--- Dataset entries Enclosed Below ---
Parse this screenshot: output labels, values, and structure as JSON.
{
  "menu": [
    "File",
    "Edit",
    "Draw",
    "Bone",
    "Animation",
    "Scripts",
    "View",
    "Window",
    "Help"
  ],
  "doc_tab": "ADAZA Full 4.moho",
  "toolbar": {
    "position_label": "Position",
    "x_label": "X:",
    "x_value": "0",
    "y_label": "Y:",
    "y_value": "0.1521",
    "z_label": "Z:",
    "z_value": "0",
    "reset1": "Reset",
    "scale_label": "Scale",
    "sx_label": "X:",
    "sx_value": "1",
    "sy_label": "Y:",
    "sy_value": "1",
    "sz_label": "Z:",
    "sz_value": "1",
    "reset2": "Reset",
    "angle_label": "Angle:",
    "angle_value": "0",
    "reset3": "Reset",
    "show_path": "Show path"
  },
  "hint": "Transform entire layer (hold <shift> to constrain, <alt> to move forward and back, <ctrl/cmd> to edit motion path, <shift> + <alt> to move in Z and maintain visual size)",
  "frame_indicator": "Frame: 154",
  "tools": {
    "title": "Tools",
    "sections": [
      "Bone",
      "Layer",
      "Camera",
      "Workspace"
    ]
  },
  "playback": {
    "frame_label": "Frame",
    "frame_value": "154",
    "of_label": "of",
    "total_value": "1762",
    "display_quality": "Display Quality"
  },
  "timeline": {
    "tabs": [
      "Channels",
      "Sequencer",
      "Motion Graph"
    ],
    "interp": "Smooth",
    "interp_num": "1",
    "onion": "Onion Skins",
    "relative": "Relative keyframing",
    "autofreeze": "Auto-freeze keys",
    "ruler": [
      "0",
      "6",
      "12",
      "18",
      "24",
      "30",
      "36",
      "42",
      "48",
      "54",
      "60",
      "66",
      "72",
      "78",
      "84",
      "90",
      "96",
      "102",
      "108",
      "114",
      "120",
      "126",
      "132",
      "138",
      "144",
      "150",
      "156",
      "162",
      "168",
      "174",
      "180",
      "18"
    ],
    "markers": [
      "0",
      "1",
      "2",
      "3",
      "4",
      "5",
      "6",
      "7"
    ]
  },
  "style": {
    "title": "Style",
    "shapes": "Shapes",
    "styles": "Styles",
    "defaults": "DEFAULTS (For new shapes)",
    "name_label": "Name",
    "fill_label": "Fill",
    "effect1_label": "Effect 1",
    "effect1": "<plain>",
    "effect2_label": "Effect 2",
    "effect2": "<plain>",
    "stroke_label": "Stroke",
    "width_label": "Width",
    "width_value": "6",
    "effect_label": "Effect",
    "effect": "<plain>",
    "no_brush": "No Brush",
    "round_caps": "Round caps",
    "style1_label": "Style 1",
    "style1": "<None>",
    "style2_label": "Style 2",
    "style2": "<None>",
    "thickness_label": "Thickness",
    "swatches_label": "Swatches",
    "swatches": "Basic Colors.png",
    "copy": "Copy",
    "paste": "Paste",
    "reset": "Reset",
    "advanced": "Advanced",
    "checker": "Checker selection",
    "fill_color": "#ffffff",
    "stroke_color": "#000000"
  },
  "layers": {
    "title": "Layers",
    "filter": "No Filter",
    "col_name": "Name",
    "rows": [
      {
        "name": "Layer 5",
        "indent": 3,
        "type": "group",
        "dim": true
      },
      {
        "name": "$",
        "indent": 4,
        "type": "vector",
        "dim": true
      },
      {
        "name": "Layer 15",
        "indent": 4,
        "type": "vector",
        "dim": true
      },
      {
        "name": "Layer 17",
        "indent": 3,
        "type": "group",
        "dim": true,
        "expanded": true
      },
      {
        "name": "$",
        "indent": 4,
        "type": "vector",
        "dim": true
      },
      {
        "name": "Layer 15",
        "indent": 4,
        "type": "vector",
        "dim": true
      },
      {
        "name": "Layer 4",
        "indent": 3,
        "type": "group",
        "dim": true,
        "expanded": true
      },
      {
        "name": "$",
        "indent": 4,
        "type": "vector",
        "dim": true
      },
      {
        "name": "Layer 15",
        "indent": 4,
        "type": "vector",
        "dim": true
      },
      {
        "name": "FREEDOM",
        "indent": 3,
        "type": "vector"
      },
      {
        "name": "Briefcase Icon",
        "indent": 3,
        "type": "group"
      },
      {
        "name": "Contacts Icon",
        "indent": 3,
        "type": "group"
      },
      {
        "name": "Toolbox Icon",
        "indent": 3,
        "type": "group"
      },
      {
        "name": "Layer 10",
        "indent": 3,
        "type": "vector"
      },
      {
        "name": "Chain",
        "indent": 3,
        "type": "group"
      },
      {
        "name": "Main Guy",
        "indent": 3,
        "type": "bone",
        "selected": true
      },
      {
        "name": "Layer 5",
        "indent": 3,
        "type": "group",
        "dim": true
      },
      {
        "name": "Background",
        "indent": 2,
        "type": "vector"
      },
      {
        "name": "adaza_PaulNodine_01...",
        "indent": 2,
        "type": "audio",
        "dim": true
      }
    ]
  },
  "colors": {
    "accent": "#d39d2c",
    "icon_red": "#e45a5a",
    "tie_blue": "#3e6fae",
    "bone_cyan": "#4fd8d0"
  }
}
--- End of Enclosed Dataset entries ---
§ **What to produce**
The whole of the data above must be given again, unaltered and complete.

§ **Exercise solution**
Parse this screenshot: output labels, values, and structure as JSON.
{
  "menu": [
    "File",
    "Edit",
    "Draw",
    "Bone",
    "Animation",
    "Scripts",
    "View",
    "Window",
    "Help"
  ],
  "doc_tab": "ADAZA Full 4.moho",
  "toolbar": {
    "position_label": "Position",
    "x_label": "X:",
    "x_value": "0",
    "y_label": "Y:",
    "y_value": "0.1521",
    "z_label": "Z:",
    "z_value": "0",
    "reset1": "Reset",
    "scale_label": "Scale",
    "sx_label": "X:",
    "sx_value": "1",
    "sy_label": "Y:",
    "sy_value": "1",
    "sz_label": "Z:",
    "sz_value": "1",
    "reset2": "Reset",
    "angle_label": "Angle:",
    "angle_value": "0",
    "reset3": "Reset",
    "show_path": "Show path"
  },
  "hint": "Transform entire layer (hold <shift> to constrain, <alt> to move forward and back, <ctrl/cmd> to edit motion path, <shift> + <alt> to move in Z and maintain visual size)",
  "frame_indicator": "Frame: 154",
  "tools": {
    "title": "Tools",
    "sections": [
      "Bone",
      "Layer",
      "Camera",
      "Workspace"
    ]
  },
  "playback": {
    "frame_label": "Frame",
    "frame_value": "154",
    "of_label": "of",
    "total_value": "1762",
    "display_quality": "Display Quality"
  },
  "timeline": {
    "tabs": [
      "Channels",
      "Sequencer",
      "Motion Graph"
    ],
    "interp": "Smooth",
    "interp_num": "1",
    "onion": "Onion Skins",
    "relative": "Relative keyframing",
    "autofreeze": "Auto-freeze keys",
    "ruler": [
      "0",
      "6",
      "12",
      "18",
      "24",
      "30",
      "36",
      "42",
      "48",
      "54",
      "60",
      "66",
      "72",
      "78",
      "84",
      "90",
      "96",
      "102",
      "108",
      "114",
      "120",
      "126",
      "132",
      "138",
      "144",
      "150",
      "156",
      "162",
      "168",
      "174",
      "180",
      "18"
    ],
    "markers": [
      "0",
      "1",
      "2",
      "3",
      "4",
      "5",
      "6",
      "7"
    ]
  },
  "style": {
    "title": "Style",
    "shapes": "Shapes",
    "styles": "Styles",
    "defaults": "DEFAULTS (For new shapes)",
    "name_label": "Name",
    "fill_label": "Fill",
    "effect1_label": "Effect 1",
    "effect1": "<plain>",
    "effect2_label": "Effect 2",
    "effect2": "<plain>",
    "stroke_label": "Stroke",
    "width_label": "Width",
    "width_value": "6",
    "effect_label": "Effect",
    "effect": "<plain>",
    "no_brush": "No Brush",
    "round_caps": "Round caps",
    "style1_label": "Style 1",
    "style1": "<None>",
    "style2_label": "Style 2",
    "style2": "<None>",
    "thickness_label": "Thickness",
    "swatches_label": "Swatches",
    "swatches": "Basic Colors.png",
    "copy": "Copy",
    "paste": "Paste",
    "reset": "Reset",
    "advanced": "Advanced",
    "checker": "Checker selection",
    "fill_color": "#ffffff",
    "stroke_color": "#000000"
  },
  "layers": {
    "title": "Layers",
    "filter": "No Filter",
    "col_name": "Name",
    "rows": [
      {
        "name": "Layer 5",
        "indent": 3,
        "type": "group",
        "dim": true
      },
      {
        "name": "$",
        "indent": 4,
        "type": "vector",
        "dim": true
      },
      {
        "name": "Layer 15",
        "indent": 4,
        "type": "vector",
        "dim": true
      },
      {
        "name": "Layer 17",
        "indent": 3,
        "type": "group",
        "dim": true,
        "expanded": true
      },
      {
        "name": "$",
        "indent": 4,
        "type": "vector",
        "dim": true
      },
      {
        "name": "Layer 15",
        "indent": 4,
        "type": "vector",
        "dim": true
      },
      {
        "name": "Layer 4",
        "indent": 3,
        "type": "group",
        "dim": true,
        "expanded": true
      },
      {
        "name": "$",
        "indent": 4,
        "type": "vector",
        "dim": true
      },
      {
        "name": "Layer 15",
        "indent": 4,
        "type": "vector",
        "dim": true
      },
      {
        "name": "FREEDOM",
        "indent": 3,
        "type": "vector"
      },
      {
        "name": "Briefcase Icon",
        "indent": 3,
        "type": "group"
      },
      {
        "name": "Contacts Icon",
        "indent": 3,
        "type": "group"
      },
      {
        "name": "Toolbox Icon",
        "indent": 3,
        "type": "group"
      },
      {
        "name": "Layer 10",
        "indent": 3,
        "type": "vector"
      },
      {
        "name": "Chain",
        "indent": 3,
        "type": "group"
      },
      {
        "name": "Main Guy",
        "indent": 3,
        "type": "bone",
        "selected": true
      },
      {
        "name": "Layer 5",
        "indent": 3,
        "type": "group",
        "dim": true
      },
      {
        "name": "Background",
        "indent": 2,
        "type": "vector"
      },
      {
        "name": "adaza_PaulNodine_01...",
        "indent": 2,
        "type": "audio",
        "dim": true
      }
    ]
  },
  "colors": {
    "accent": "#d39d2c",
    "icon_red": "#e45a5a",
    "tie_blue": "#3e6fae",
    "bone_cyan": "#4fd8d0"
  }
}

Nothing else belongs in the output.